━━━ Dataset content ━━━

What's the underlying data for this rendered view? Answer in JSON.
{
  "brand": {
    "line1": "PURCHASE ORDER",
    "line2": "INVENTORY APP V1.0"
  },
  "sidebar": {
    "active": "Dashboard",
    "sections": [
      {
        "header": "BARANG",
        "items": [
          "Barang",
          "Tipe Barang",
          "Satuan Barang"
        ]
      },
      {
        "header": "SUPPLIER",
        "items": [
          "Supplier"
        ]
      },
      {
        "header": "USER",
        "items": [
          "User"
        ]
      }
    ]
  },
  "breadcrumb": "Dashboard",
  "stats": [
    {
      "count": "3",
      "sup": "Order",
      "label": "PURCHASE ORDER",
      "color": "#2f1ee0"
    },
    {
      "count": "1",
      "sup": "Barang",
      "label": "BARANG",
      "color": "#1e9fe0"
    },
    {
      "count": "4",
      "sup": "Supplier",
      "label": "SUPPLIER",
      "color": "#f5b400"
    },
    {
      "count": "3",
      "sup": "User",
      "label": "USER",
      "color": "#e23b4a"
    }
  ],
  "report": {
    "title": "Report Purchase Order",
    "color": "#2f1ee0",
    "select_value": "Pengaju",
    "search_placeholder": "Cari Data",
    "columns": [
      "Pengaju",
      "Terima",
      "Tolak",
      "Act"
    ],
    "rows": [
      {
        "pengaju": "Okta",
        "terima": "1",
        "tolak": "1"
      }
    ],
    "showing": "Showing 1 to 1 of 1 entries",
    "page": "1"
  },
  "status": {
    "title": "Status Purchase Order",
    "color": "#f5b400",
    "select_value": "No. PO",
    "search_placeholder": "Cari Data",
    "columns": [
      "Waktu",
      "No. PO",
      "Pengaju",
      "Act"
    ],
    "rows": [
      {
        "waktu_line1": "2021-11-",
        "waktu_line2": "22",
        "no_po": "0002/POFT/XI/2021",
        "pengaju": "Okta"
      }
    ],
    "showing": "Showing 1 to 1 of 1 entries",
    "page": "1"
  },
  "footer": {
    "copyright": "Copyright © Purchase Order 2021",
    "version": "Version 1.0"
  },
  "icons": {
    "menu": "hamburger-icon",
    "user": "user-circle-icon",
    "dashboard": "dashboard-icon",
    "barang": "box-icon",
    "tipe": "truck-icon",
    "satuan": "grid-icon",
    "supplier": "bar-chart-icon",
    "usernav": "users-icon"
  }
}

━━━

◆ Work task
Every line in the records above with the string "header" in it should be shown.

◆ Answer box
        "header": "BARANG",
        "header": "SUPPLIER",
        "header": "USER",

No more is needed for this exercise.